WHAT THE EXERCISE ASKS:
Please print every record below exactly as it appears, but leave out the pictures.

(Website and app data records)
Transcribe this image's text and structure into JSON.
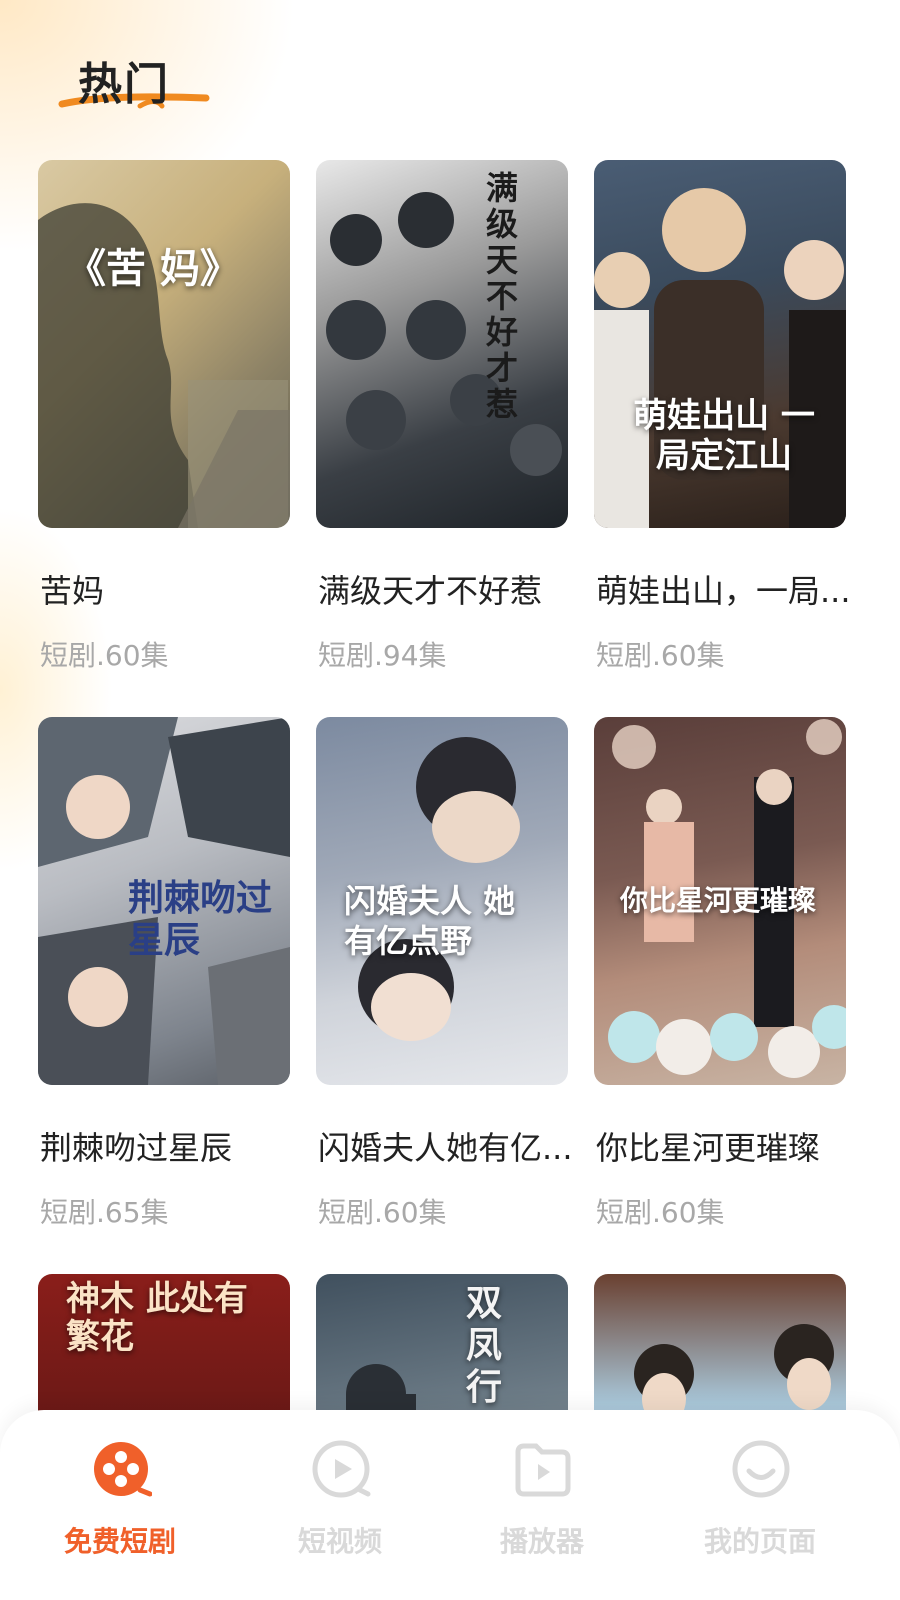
{
  "header": {
    "section_title": "热门"
  },
  "colors": {
    "accent": "#f0602a",
    "inactive": "#d9d9d9",
    "meta_text": "#a8a8a8"
  },
  "dramas": [
    {
      "poster_text": "《苦 妈》",
      "title": "苦妈",
      "meta": "短剧.60集"
    },
    {
      "poster_text": "满级天不好才惹",
      "title": "满级天才不好惹",
      "meta": "短剧.94集"
    },
    {
      "poster_text": "萌娃出山 一局定江山",
      "title": "萌娃出山，一局...",
      "meta": "短剧.60集"
    },
    {
      "poster_text": "荆棘吻过星辰",
      "title": "荆棘吻过星辰",
      "meta": "短剧.65集"
    },
    {
      "poster_text": "闪婚夫人 她有亿点野",
      "title": "闪婚夫人她有亿...",
      "meta": "短剧.60集"
    },
    {
      "poster_text": "你比星河更璀璨",
      "title": "你比星河更璀璨",
      "meta": "短剧.60集"
    },
    {
      "poster_text": "神木 此处有繁花",
      "title": "",
      "meta": ""
    },
    {
      "poster_text": "双凤行",
      "title": "",
      "meta": ""
    },
    {
      "poster_text": "",
      "title": "",
      "meta": ""
    }
  ],
  "bottom_nav": {
    "items": [
      {
        "label": "免费短剧",
        "icon": "film-reel-icon",
        "active": true
      },
      {
        "label": "短视频",
        "icon": "play-circle-icon",
        "active": false
      },
      {
        "label": "播放器",
        "icon": "folder-play-icon",
        "active": false
      },
      {
        "label": "我的页面",
        "icon": "smile-face-icon",
        "active": false
      }
    ]
  }
}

ANSWER TO THIS EXERCISE:
Transcribe this image's text and structure into JSON.
{
  "header": {
    "section_title": "热门"
  },
  "colors": {
    "accent": "#f0602a",
    "inactive": "#d9d9d9",
    "meta_text": "#a8a8a8"
  },
  "dramas": [
    {
      "poster_text": "《苦 妈》",
      "title": "苦妈",
      "meta": "短剧.60集"
    },
    {
      "poster_text": "满级天不好才惹",
      "title": "满级天才不好惹",
      "meta": "短剧.94集"
    },
    {
      "poster_text": "萌娃出山 一局定江山",
      "title": "萌娃出山，一局...",
      "meta": "短剧.60集"
    },
    {
      "poster_text": "荆棘吻过星辰",
      "title": "荆棘吻过星辰",
      "meta": "短剧.65集"
    },
    {
      "poster_text": "闪婚夫人 她有亿点野",
      "title": "闪婚夫人她有亿...",
      "meta": "短剧.60集"
    },
    {
      "poster_text": "你比星河更璀璨",
      "title": "你比星河更璀璨",
      "meta": "短剧.60集"
    },
    {
      "poster_text": "神木 此处有繁花",
      "title": "",
      "meta": ""
    },
    {
      "poster_text": "双凤行",
      "title": "",
      "meta": ""
    },
    {
      "poster_text": "",
      "title": "",
      "meta": ""
    }
  ],
  "bottom_nav": {
    "items": [
      {
        "label": "免费短剧",
        "icon": "film-reel-icon",
        "active": true
      },
      {
        "label": "短视频",
        "icon": "play-circle-icon",
        "active": false
      },
      {
        "label": "播放器",
        "icon": "folder-play-icon",
        "active": false
      },
      {
        "label": "我的页面",
        "icon": "smile-face-icon",
        "active": false
      }
    ]
  }
}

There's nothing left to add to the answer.